» WORK INSTRUCTIONS:
Pick out each line of the records in which the word "Step" appears.

» DATA FOR PROCESSING:
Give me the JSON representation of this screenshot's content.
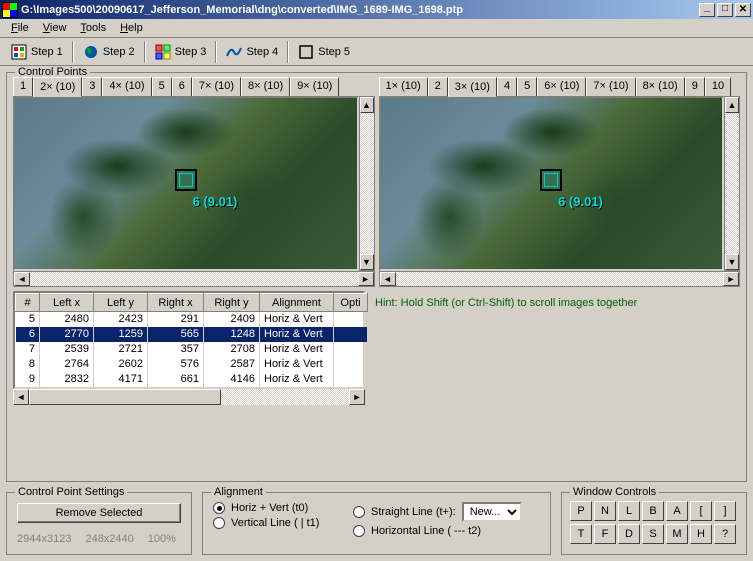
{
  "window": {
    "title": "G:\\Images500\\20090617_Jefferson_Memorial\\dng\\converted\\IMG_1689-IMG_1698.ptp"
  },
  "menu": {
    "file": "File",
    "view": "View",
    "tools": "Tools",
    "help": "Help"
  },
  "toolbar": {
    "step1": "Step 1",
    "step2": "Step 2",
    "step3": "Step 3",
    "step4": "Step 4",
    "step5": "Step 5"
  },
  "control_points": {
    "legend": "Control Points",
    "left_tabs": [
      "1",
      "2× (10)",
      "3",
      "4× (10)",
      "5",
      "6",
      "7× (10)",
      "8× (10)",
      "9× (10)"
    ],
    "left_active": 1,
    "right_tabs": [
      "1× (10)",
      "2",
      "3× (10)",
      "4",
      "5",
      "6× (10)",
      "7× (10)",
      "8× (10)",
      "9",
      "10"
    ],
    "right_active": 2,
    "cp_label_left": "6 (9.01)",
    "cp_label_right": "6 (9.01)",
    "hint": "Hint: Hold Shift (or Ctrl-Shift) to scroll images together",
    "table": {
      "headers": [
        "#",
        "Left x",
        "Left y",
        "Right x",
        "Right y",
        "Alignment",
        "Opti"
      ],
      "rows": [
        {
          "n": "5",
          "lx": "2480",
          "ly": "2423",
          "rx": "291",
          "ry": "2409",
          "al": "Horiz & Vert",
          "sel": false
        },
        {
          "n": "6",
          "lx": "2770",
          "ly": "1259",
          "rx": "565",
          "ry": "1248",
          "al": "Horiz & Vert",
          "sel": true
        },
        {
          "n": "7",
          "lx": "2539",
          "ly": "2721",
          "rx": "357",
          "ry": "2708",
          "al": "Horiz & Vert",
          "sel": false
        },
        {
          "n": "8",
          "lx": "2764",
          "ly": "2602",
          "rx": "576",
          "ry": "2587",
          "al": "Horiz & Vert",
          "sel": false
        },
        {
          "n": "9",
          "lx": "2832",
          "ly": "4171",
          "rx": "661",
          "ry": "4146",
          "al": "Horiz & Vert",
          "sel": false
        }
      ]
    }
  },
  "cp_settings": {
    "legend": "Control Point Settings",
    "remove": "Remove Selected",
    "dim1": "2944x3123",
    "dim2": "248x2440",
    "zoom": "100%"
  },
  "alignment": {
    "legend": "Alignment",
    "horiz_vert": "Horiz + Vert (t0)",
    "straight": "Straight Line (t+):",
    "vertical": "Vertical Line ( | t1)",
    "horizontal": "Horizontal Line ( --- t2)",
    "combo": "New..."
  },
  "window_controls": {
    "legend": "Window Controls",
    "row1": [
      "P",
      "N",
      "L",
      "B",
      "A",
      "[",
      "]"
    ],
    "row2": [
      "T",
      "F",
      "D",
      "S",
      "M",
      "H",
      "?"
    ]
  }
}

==

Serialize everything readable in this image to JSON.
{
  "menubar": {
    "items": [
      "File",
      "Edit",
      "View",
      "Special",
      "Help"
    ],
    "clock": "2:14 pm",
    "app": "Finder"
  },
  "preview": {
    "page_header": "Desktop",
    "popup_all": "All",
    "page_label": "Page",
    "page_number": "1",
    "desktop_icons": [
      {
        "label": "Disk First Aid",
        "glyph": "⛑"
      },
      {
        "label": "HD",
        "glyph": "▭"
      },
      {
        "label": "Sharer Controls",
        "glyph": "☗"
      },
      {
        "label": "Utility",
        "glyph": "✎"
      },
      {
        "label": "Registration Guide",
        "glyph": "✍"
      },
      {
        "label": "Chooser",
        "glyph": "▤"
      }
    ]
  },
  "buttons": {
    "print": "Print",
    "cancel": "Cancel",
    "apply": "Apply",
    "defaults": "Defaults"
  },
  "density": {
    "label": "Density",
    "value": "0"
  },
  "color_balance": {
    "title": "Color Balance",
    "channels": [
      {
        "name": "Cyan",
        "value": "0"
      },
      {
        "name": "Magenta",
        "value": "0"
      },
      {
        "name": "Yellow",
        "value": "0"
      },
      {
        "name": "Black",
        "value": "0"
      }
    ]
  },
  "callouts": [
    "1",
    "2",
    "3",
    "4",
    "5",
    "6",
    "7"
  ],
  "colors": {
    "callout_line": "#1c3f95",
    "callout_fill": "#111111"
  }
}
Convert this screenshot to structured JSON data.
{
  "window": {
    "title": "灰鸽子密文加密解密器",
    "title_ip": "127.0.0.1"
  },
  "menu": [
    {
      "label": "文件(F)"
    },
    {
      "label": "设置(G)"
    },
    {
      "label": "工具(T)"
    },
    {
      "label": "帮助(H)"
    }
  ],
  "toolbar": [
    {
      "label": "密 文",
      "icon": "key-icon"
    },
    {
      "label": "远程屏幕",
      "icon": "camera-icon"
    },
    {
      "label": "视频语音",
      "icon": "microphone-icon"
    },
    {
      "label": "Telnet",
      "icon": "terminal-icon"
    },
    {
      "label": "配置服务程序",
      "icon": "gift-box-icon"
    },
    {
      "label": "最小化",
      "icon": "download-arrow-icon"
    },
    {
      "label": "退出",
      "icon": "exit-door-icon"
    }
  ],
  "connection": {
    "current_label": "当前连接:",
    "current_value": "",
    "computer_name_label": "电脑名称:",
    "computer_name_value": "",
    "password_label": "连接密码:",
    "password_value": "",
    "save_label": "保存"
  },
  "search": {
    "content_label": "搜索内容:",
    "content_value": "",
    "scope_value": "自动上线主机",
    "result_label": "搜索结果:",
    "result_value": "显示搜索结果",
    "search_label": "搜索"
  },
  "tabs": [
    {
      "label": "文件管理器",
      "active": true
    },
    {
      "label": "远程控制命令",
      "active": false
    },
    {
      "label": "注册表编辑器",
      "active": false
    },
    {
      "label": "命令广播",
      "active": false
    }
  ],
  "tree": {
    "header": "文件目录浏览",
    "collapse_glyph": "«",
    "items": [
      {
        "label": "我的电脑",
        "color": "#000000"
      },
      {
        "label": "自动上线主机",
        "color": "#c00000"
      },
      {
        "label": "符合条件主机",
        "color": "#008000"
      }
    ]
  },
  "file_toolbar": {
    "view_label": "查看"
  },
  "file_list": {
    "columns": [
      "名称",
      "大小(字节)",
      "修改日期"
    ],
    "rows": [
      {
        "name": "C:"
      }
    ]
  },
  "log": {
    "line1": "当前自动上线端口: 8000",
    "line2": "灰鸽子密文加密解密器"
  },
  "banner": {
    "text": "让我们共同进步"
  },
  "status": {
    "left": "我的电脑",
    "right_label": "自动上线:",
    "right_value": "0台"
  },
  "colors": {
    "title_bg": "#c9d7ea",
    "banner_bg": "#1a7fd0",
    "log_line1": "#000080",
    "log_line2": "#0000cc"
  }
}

» TASK RESPONSE:
    "step1": "Step 1",
    "step2": "Step 2",
    "step3": "Step 3",
    "step4": "Step 4",
    "step5": "Step 5"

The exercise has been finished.